Add pictures here
<% if( /^image/.test(type) ){ %>
<% } %>
<%-name%>
Add image file
Upload
Andrew Sasak wrote:

If you lifted the car by the frame, then the drive shaft was at a pretty good angle. A noise then would more likely be cv joint. That also fits with the vibration. Bad bearings tend to make more noise when they have to support the weight of the car plus stopping or turning force.
Add pictures here
<% if( /^image/.test(type) ){ %>
<% } %>
<%-name%>
Add image file
Upload
I lifted the wheel by the lower control arm, not the frame. I assume that nullifies your comments? Does this make it more likely to be a bearing.
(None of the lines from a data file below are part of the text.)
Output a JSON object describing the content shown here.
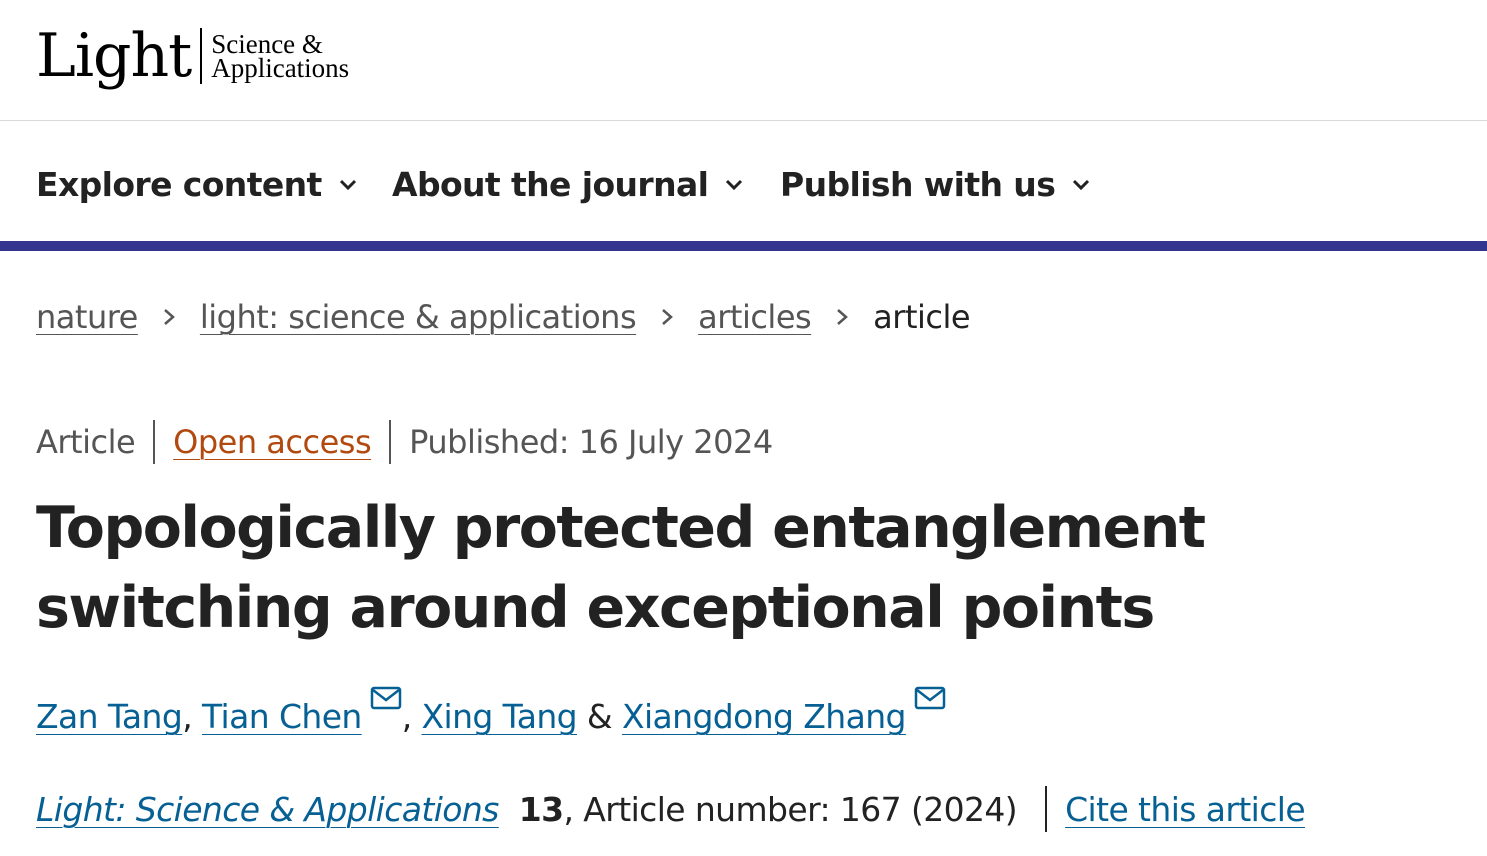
{
  "logo": {
    "main": "Light",
    "sub_line1": "Science &",
    "sub_line2": "Applications"
  },
  "nav": {
    "items": [
      {
        "label": "Explore content"
      },
      {
        "label": "About the journal"
      },
      {
        "label": "Publish with us"
      }
    ],
    "accent_color": "#33358f"
  },
  "breadcrumb": {
    "items": [
      {
        "label": "nature"
      },
      {
        "label": "light: science & applications"
      },
      {
        "label": "articles"
      }
    ],
    "current": "article"
  },
  "article": {
    "type": "Article",
    "access": "Open access",
    "published": "Published: 16 July 2024",
    "title": "Topologically protected entanglement switching around exceptional points",
    "authors": [
      {
        "name": "Zan Tang"
      },
      {
        "name": "Tian Chen",
        "email_icon": "mail-icon"
      },
      {
        "name": "Xing Tang"
      },
      {
        "name": "Xiangdong Zhang",
        "email_icon": "mail-icon"
      }
    ],
    "author_separators": [
      ", ",
      ", ",
      " & "
    ],
    "journal": "Light: Science & Applications",
    "volume": "13",
    "article_number": ", Article number: 167 (2024)",
    "cite_label": "Cite this article",
    "link_color": "#066094",
    "open_access_color": "#b24a10"
  }
}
I really want to figure this out, I'm going to need to drive me car, and I don't want the wheel to fall off.

about
was
be
to
If you lifted the car by the frame, then the drive shaft was at a pretty good angle. A noise then would more likely be cv joint. That also fits with the vibration. Bad bearings tend to make more noise when they have to support the weight of the car plus stopping or turning force.
Add pictures here
<% if( /^image/.test(type) ){ %>
<% } %>
<%-name%>
Add image file
Upload
Andrew Sasak wrote:

Not necessarily but does make it more likely it's the bearing. Replace the grease seal and big nut when you do the hub.
Add pictures here
<% if( /^image/.test(type) ){ %>
<% } %>
<%-name%>
Add image file
Upload

Motorsforum.com is a website by car enthusiasts for car enthusiasts. It is not affiliated with any of the car or spare part manufacturers or car dealers discussed here. All logos and trade names are the property of their respective owners.